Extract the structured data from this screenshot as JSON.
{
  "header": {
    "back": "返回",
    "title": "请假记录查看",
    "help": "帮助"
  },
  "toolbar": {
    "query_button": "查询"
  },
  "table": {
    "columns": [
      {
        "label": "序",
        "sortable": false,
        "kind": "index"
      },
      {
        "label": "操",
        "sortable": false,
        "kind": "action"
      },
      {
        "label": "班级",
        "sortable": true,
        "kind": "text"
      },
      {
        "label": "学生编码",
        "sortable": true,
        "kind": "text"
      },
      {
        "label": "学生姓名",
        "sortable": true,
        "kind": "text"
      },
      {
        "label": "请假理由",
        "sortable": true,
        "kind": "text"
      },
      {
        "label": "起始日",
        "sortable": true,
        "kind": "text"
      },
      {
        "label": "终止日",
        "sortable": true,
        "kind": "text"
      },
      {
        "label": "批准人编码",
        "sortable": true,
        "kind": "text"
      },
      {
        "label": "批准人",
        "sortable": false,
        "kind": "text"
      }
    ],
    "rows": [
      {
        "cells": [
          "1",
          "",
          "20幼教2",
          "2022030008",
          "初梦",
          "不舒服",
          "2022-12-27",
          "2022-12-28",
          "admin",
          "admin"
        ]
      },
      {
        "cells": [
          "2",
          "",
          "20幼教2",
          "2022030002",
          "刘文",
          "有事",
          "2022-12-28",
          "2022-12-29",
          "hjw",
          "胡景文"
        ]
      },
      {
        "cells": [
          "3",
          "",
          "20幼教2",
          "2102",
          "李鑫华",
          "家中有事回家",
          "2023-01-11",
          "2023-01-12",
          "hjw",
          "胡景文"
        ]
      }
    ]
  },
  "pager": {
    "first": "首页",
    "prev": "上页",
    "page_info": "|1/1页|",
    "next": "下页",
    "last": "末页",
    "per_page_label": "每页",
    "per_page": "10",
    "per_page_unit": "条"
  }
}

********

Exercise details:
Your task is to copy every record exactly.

Solution for this exercise:
Extract the structured data from this screenshot as JSON.
{
  "header": {
    "back": "返回",
    "title": "请假记录查看",
    "help": "帮助"
  },
  "toolbar": {
    "query_button": "查询"
  },
  "table": {
    "columns": [
      {
        "label": "序",
        "sortable": false,
        "kind": "index"
      },
      {
        "label": "操",
        "sortable": false,
        "kind": "action"
      },
      {
        "label": "班级",
        "sortable": true,
        "kind": "text"
      },
      {
        "label": "学生编码",
        "sortable": true,
        "kind": "text"
      },
      {
        "label": "学生姓名",
        "sortable": true,
        "kind": "text"
      },
      {
        "label": "请假理由",
        "sortable": true,
        "kind": "text"
      },
      {
        "label": "起始日",
        "sortable": true,
        "kind": "text"
      },
      {
        "label": "终止日",
        "sortable": true,
        "kind": "text"
      },
      {
        "label": "批准人编码",
        "sortable": true,
        "kind": "text"
      },
      {
        "label": "批准人",
        "sortable": false,
        "kind": "text"
      }
    ],
    "rows": [
      {
        "cells": [
          "1",
          "",
          "20幼教2",
          "2022030008",
          "初梦",
          "不舒服",
          "2022-12-27",
          "2022-12-28",
          "admin",
          "admin"
        ]
      },
      {
        "cells": [
          "2",
          "",
          "20幼教2",
          "2022030002",
          "刘文",
          "有事",
          "2022-12-28",
          "2022-12-29",
          "hjw",
          "胡景文"
        ]
      },
      {
        "cells": [
          "3",
          "",
          "20幼教2",
          "2102",
          "李鑫华",
          "家中有事回家",
          "2023-01-11",
          "2023-01-12",
          "hjw",
          "胡景文"
        ]
      }
    ]
  },
  "pager": {
    "first": "首页",
    "prev": "上页",
    "page_info": "|1/1页|",
    "next": "下页",
    "last": "末页",
    "per_page_label": "每页",
    "per_page": "10",
    "per_page_unit": "条"
  }
}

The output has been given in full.